This is an important registration study for ripretinib; it demonstrated that the agent is active in this condition and not only does it improve PFS and OS, but it also improves QoL. The drug was approved by the FDA this year. In terms of future steps, the current study that is ongoing is called INTRIGUE. INTRIGUE is examining ripretinib versus sunitinib in the second-line setting of advanced GIST. That study is recruiting and is likely to be reported on in the not-too-distant future. [This research] is important because it brings ripretinib forward, earlier [on in the] management of advanced GIST.
The question of what happens next is a good one and there'll be many people thinking about where to place ripretinib. Should it be tested in the first-line setting? Should it be evaluated in the adjuvant setting? Should it be tested in those with high-risk disease? There are a number of [areas of potential exploration] but, at the moment, I don't know of any publicly announced plans.
Another important drug that has recently been approved by the FDA for the treatment of [patients with] advanced GIST is avapritinib (Ayvakyt); this drug was also tested and reported on this year. [The agent] has a major sweet spot in terms of activity in the group of patients with GIST who harbor a mutation in the PDGFRA gene. The common mutation that occurs there in exon 18 is D842V. Patients with a mutation in that particular exon achieved a very high response rate with avapritinib. Now, that drug is also on the market in some parts of the world. [Avapritinib] is an important part of the treatment armamentarium and the management of this disease.
Research [will] continue. This is an important disease; It's the most common sarcoma of the gastrointestinal tract and is a relatively rare disease in its own right.

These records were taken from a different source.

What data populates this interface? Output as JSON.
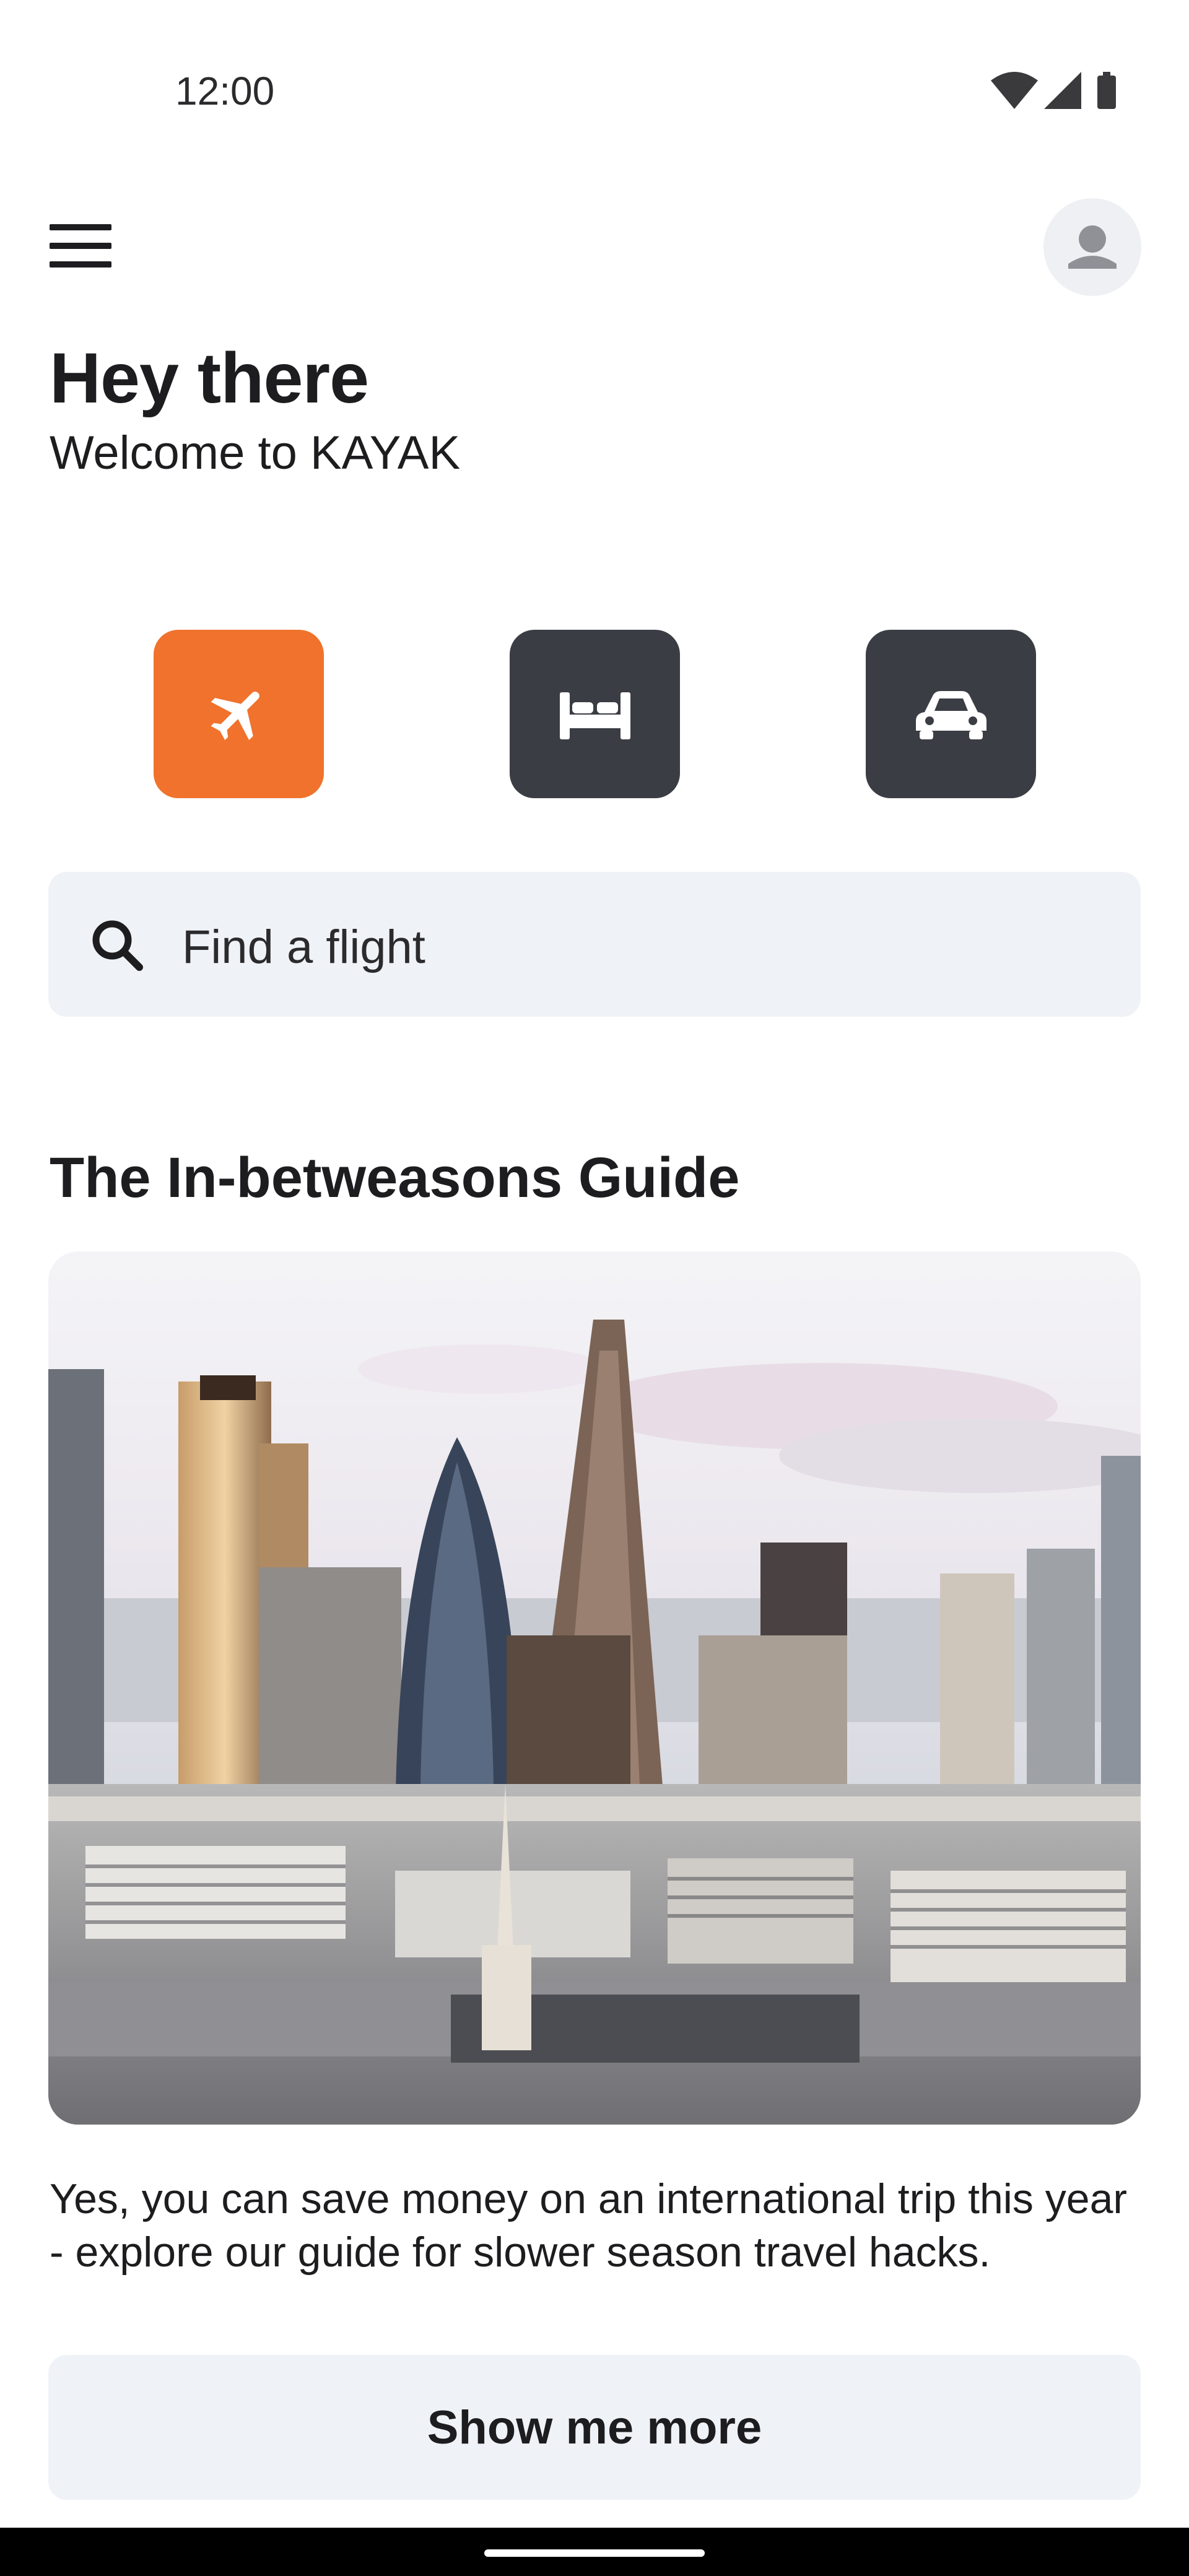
{
  "status_bar": {
    "time": "12:00",
    "icons": [
      "wifi-icon",
      "cell-signal-icon",
      "battery-icon"
    ]
  },
  "header": {
    "menu_icon": "hamburger-menu-icon",
    "avatar_icon": "user-avatar-icon"
  },
  "greeting": {
    "title": "Hey there",
    "subtitle": "Welcome to KAYAK"
  },
  "verticals": [
    {
      "id": "flights",
      "icon": "airplane-icon",
      "selected": true
    },
    {
      "id": "stays",
      "icon": "bed-icon",
      "selected": false
    },
    {
      "id": "cars",
      "icon": "car-icon",
      "selected": false
    }
  ],
  "search": {
    "placeholder": "Find a flight",
    "icon": "search-icon"
  },
  "guide": {
    "title": "The In-betweasons Guide",
    "description": "Yes, you can save money on an international trip this year - explore our guide for slower season travel hacks.",
    "button_label": "Show me more"
  },
  "colors": {
    "accent": "#f0722c",
    "tile_dark": "#3a3d43",
    "surface": "#eff2f6",
    "text": "#1d1d20"
  }
}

Research in this area has been an incredible effort over 2 decades; it has led to a very substantial benefit for many patients.